Eligible to return: Dec. 27 vs. Detroit
Jerome James 1
Salary lost: $49,090.90
Eligible to return: Dec. 20 vs. Charlotte

"There's no question in my mind it was premeditated," Karl said. "He made a bad situation worse. He's a jerk for what he's trying to do."

If there's any upside to the story, it's that the Knicks and Nuggets won't play again this season.

"The incident was deeply regrettable, unacceptable on every level and I hope and expect to never witness anything like it again. We are all very sorry it happened," Garden chairman James Dolan said.

The fight started just as Denver's 123-100 victory was wrapping up, and 10 players were ejected.

Stern was especially troubled by the fight between Robinson and Smith that landed in the seats.

"My concern is actually for the safety of the players and the fans, and when things get out of hand you cannot predict or project where they're going to go," Stern said. "There were certain players who weren't going to allow themselves to be calmed."

There was speculation Thomas would be penalized for his comments to Anthony. Stern acknowledged hearing about it, but said he relied only on "definitive information" when handing out punishments.

But Stern was clearly annoyed by remarks from Thomas and the Knicks that the Nuggets were somehow responsible because they kept four starters on the floor late in the blowout.

The brawl began when Collins prevented Smith from an easy basket by grabbing him around the neck and taking him to the floor.

Smith got up and immediately started jawing with Collins, and Robinson jumped in to pull Smith away. Anthony shoved Robinson, and Robinson and Smith then tumbled into the front row while fighting.

Just as things appeared to be calming down, Anthony threw a hard punch that floored Collins. Jeffries sprinted from the baseline toward halfcourt in an effort to get at Anthony, but was tackled by a Denver player.

By the time security finally contained Smith, the players were nearly at the opposite end of the court from where things started.

Earlier Monday, while the Knicks held their morning shootaround, Thomas didn't back away from assertions that Karl left his starters in the game too long.

"I can't speak for him, but he put his players in a tough position," Thomas said. "I think he put his players in a very bad position."

In Denver, Karl was blunt with his criticism of Thomas.

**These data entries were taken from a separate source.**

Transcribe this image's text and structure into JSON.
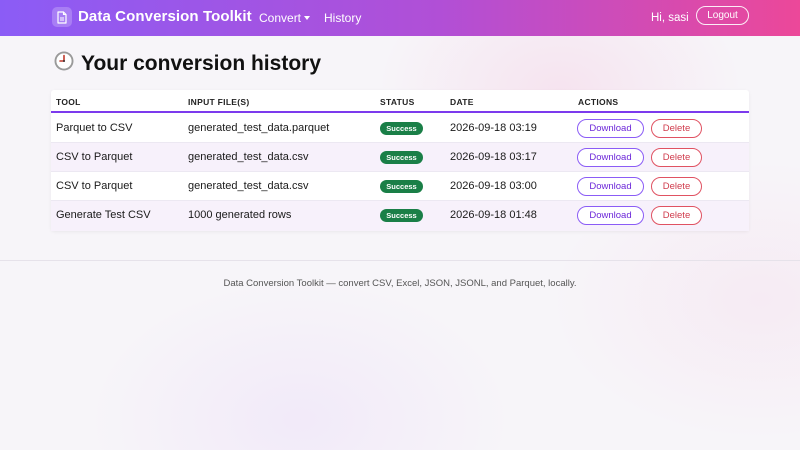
{
  "navbar": {
    "brand": "Data Conversion Toolkit",
    "brand_icon": "file-document-icon",
    "links": [
      {
        "label": "Convert",
        "has_dropdown": true
      },
      {
        "label": "History",
        "has_dropdown": false
      }
    ],
    "greeting": "Hi, sasi",
    "logout_label": "Logout",
    "gradient_colors": [
      "#8b5cf6",
      "#ec4899"
    ]
  },
  "page": {
    "title": "Your conversion history",
    "title_icon": "clock-icon"
  },
  "table": {
    "headers": [
      "TOOL",
      "INPUT FILE(S)",
      "STATUS",
      "DATE",
      "ACTIONS"
    ],
    "rows": [
      {
        "tool": "Parquet to CSV",
        "input": "generated_test_data.parquet",
        "status": "Success",
        "date": "2026-09-18 03:19",
        "download": "Download",
        "delete": "Delete"
      },
      {
        "tool": "CSV to Parquet",
        "input": "generated_test_data.csv",
        "status": "Success",
        "date": "2026-09-18 03:17",
        "download": "Download",
        "delete": "Delete"
      },
      {
        "tool": "CSV to Parquet",
        "input": "generated_test_data.csv",
        "status": "Success",
        "date": "2026-09-18 03:00",
        "download": "Download",
        "delete": "Delete"
      },
      {
        "tool": "Generate Test CSV",
        "input": "1000 generated rows",
        "status": "Success",
        "date": "2026-09-18 01:48",
        "download": "Download",
        "delete": "Delete"
      }
    ],
    "colors": {
      "header_underline": "#7c3aed",
      "success_badge": "#1a7f47",
      "download": "#6d28d9",
      "delete": "#d03b4c"
    }
  },
  "footer": {
    "text": "Data Conversion Toolkit — convert CSV, Excel, JSON, JSONL, and Parquet, locally."
  }
}
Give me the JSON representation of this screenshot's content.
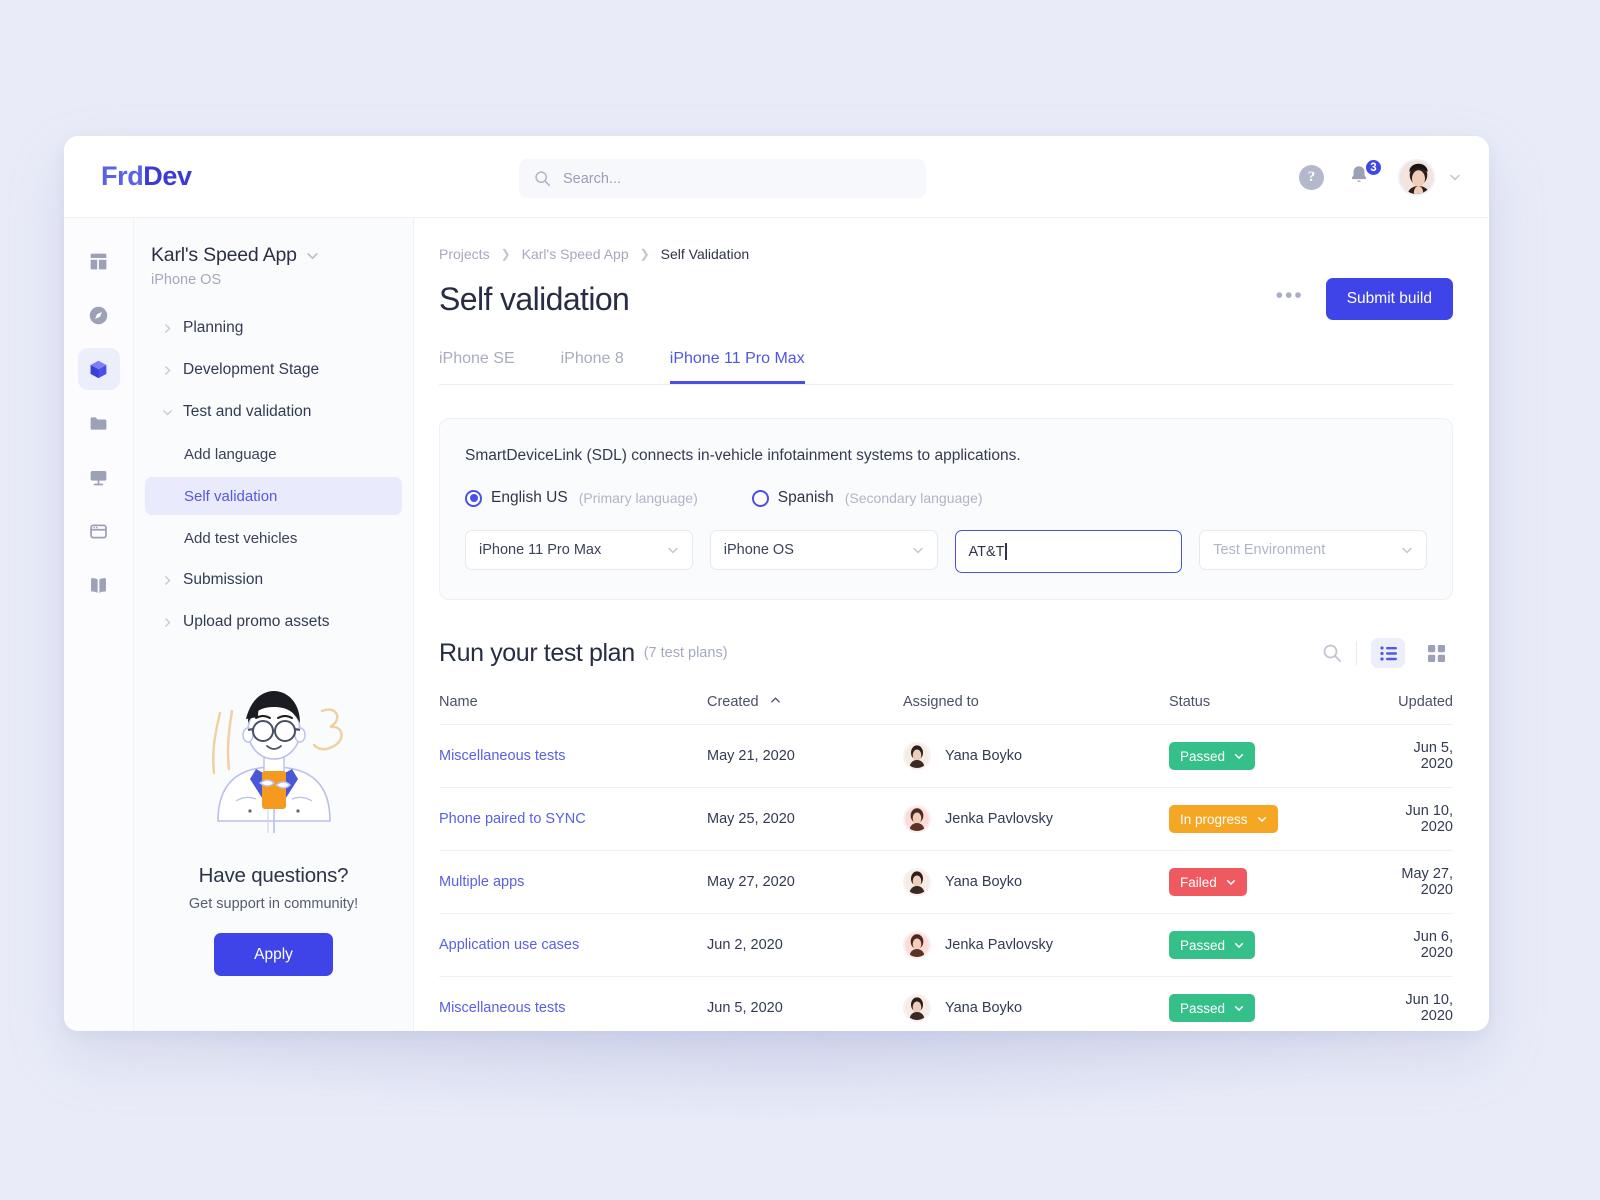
{
  "brand": {
    "part1": "Frd",
    "part2": "Dev",
    "color": "#3f44e8"
  },
  "topbar": {
    "search_placeholder": "Search...",
    "help_label": "?",
    "notification_count": "3"
  },
  "sidebar_rail": [
    {
      "name": "dashboard-icon"
    },
    {
      "name": "compass-icon"
    },
    {
      "name": "cube-icon",
      "active": true
    },
    {
      "name": "folder-icon"
    },
    {
      "name": "monitor-icon"
    },
    {
      "name": "browser-icon"
    },
    {
      "name": "book-icon"
    }
  ],
  "project": {
    "name": "Karl's Speed App",
    "platform": "iPhone OS",
    "nav": [
      {
        "label": "Planning",
        "expanded": false,
        "child": false
      },
      {
        "label": "Development Stage",
        "expanded": false,
        "child": false
      },
      {
        "label": "Test and validation",
        "expanded": true,
        "child": false
      },
      {
        "label": "Add language",
        "child": true,
        "selected": false
      },
      {
        "label": "Self validation",
        "child": true,
        "selected": true
      },
      {
        "label": "Add test vehicles",
        "child": true,
        "selected": false
      },
      {
        "label": "Submission",
        "expanded": false,
        "child": false
      },
      {
        "label": "Upload promo assets",
        "expanded": false,
        "child": false
      }
    ]
  },
  "promo": {
    "title": "Have questions?",
    "subtitle": "Get support in community!",
    "button": "Apply"
  },
  "breadcrumbs": [
    "Projects",
    "Karl's Speed App",
    "Self Validation"
  ],
  "header": {
    "title": "Self validation",
    "kebab": "•••",
    "submit_label": "Submit build"
  },
  "device_tabs": [
    {
      "label": "iPhone SE",
      "active": false
    },
    {
      "label": "iPhone 8",
      "active": false
    },
    {
      "label": "iPhone 11 Pro Max",
      "active": true
    }
  ],
  "config_panel": {
    "description": "SmartDeviceLink (SDL) connects in-vehicle infotainment systems to applications.",
    "languages": [
      {
        "label": "English US",
        "hint": "(Primary language)",
        "checked": true
      },
      {
        "label": "Spanish",
        "hint": "(Secondary language)",
        "checked": false
      }
    ],
    "device_select": "iPhone 11 Pro Max",
    "os_select": "iPhone OS",
    "carrier_input_value": "AT&T",
    "environment_placeholder": "Test Environment"
  },
  "test_plan": {
    "title": "Run your test plan",
    "count": "(7 test plans)",
    "columns": [
      "Name",
      "Created",
      "Assigned to",
      "Status",
      "Updated"
    ],
    "sort_column": "Created",
    "sort_direction": "asc",
    "rows": [
      {
        "name": "Miscellaneous tests",
        "created": "May 21, 2020",
        "assignee": "Yana Boyko",
        "status": "Passed",
        "status_color": "#35c08a",
        "updated": "Jun 5, 2020"
      },
      {
        "name": "Phone paired to SYNC",
        "created": "May 25, 2020",
        "assignee": "Jenka Pavlovsky",
        "status": "In progress",
        "status_color": "#f5a623",
        "updated": "Jun 10, 2020"
      },
      {
        "name": "Multiple apps",
        "created": "May 27, 2020",
        "assignee": "Yana Boyko",
        "status": "Failed",
        "status_color": "#ee5a5f",
        "updated": "May 27, 2020"
      },
      {
        "name": "Application use cases",
        "created": "Jun 2, 2020",
        "assignee": "Jenka Pavlovsky",
        "status": "Passed",
        "status_color": "#35c08a",
        "updated": "Jun 6, 2020"
      },
      {
        "name": "Miscellaneous tests",
        "created": "Jun 5, 2020",
        "assignee": "Yana Boyko",
        "status": "Passed",
        "status_color": "#35c08a",
        "updated": "Jun 10, 2020"
      }
    ]
  }
}
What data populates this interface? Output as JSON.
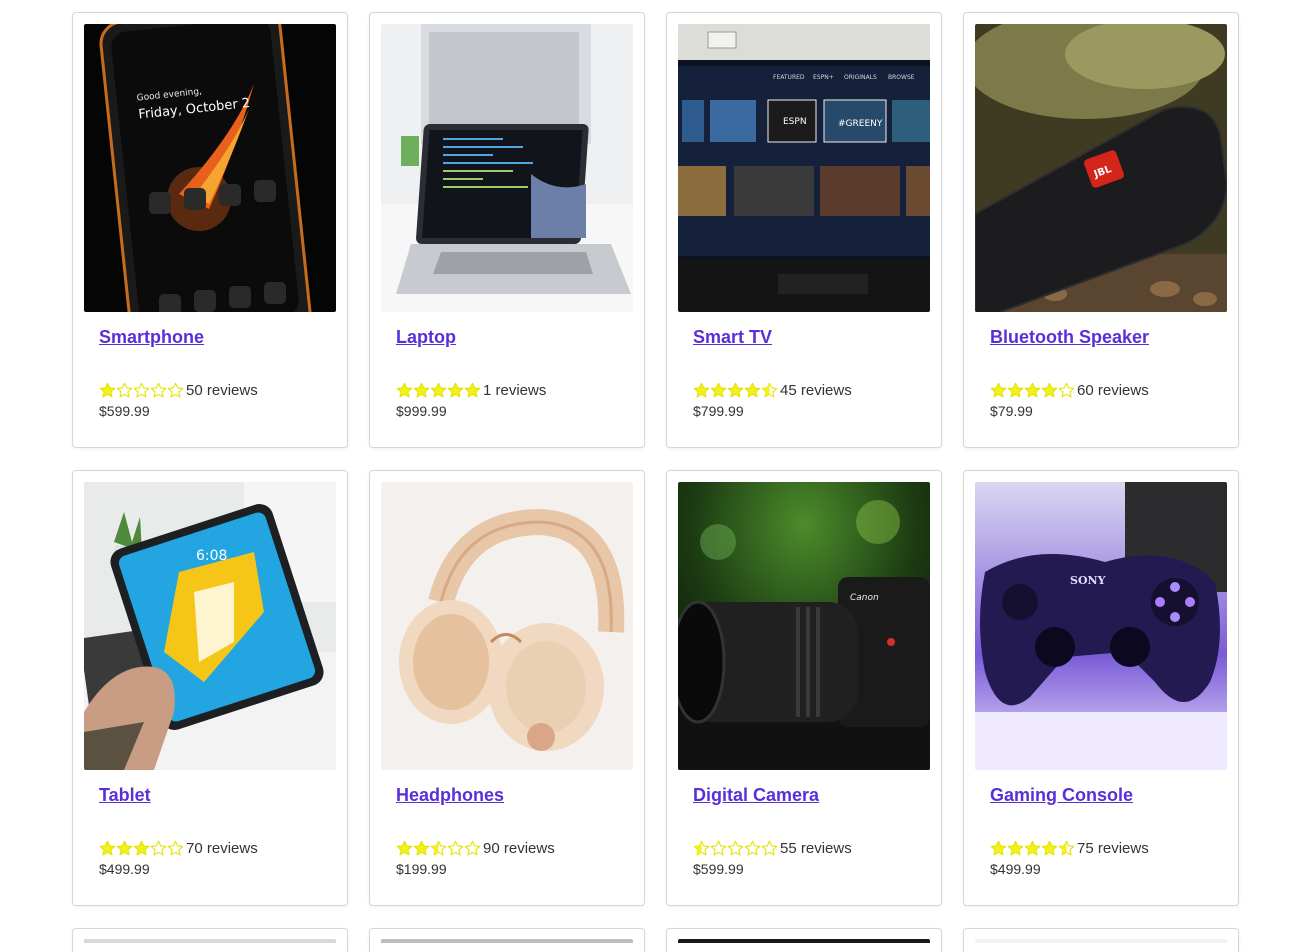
{
  "products": [
    {
      "name": "Smartphone",
      "rating": 1,
      "reviews_label": "50 reviews",
      "price": "$599.99",
      "image": "smartphone"
    },
    {
      "name": "Laptop",
      "rating": 5,
      "reviews_label": "1 reviews",
      "price": "$999.99",
      "image": "laptop"
    },
    {
      "name": "Smart TV",
      "rating": 4.5,
      "reviews_label": "45 reviews",
      "price": "$799.99",
      "image": "smart-tv"
    },
    {
      "name": "Bluetooth Speaker",
      "rating": 4,
      "reviews_label": "60 reviews",
      "price": "$79.99",
      "image": "bluetooth-speaker"
    },
    {
      "name": "Tablet",
      "rating": 3,
      "reviews_label": "70 reviews",
      "price": "$499.99",
      "image": "tablet"
    },
    {
      "name": "Headphones",
      "rating": 2.5,
      "reviews_label": "90 reviews",
      "price": "$199.99",
      "image": "headphones"
    },
    {
      "name": "Digital Camera",
      "rating": 0.5,
      "reviews_label": "55 reviews",
      "price": "$599.99",
      "image": "digital-camera"
    },
    {
      "name": "Gaming Console",
      "rating": 4.5,
      "reviews_label": "75 reviews",
      "price": "$499.99",
      "image": "gaming-console"
    }
  ],
  "colors": {
    "title_link": "#5b2fd6",
    "star_fill": "#f2f21a",
    "star_outline": "#e3e300",
    "card_border": "#d6d6d6"
  }
}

"I think his actions after the game were despicable. He made a bad situation worse. I'll swear on my children's life that I never thought about running up the score. I wanted to get a big win on the road.

"My team has had trouble holding leads at the end of games," he added. "I didn't want the score to get under 10 points because if it would've gotten under 10 points it would've had a negative feeling on my team."

The Nuggets saw a 25-point, first-half lead dwindle to just two points in the fourth quarter Monday night, but held on to beat the Washington Wizards 117-108 without its suspended players.

Thomas declined comment on Karl's remarks. His undermanned Knicks upset the Utah Jazz in overtime Monday night 97-96 on a layup by Stephon Marbury just before the buzzer.

"We are in concurrence with whatever the league has offered us, and whatever the commissioner said we support and will abide by," Thomas said.

Karl has bigger problems now. He'll be without Anthony until the Nuggets' game at Houston on Jan. 20, and Smith will be gone until Jan. 8. That duo combines for more than 48 points a game.

"It's going to be tough," said Nuggets center Marcus Camby, one of the five players ejected who wasn't suspended. "It's already tough being in the Western Conference, and missing guys like J.R. and Carmelo is going to make it even worse."

Anthony's conduct represents a big blow to the All-Star player, team and league. He starred as a captain on the U.S. team at the world championships this summer, and had been getting more marketing opportunities as one of the league's brightest young stars.

Stern took none of that into account when issuing his decision.

"We judged him on his actions on the court, period," Stern said. "And they deserved a harsh penalty."

Information from The Associated Press and ESPN.com's Marc Stein was used in this report.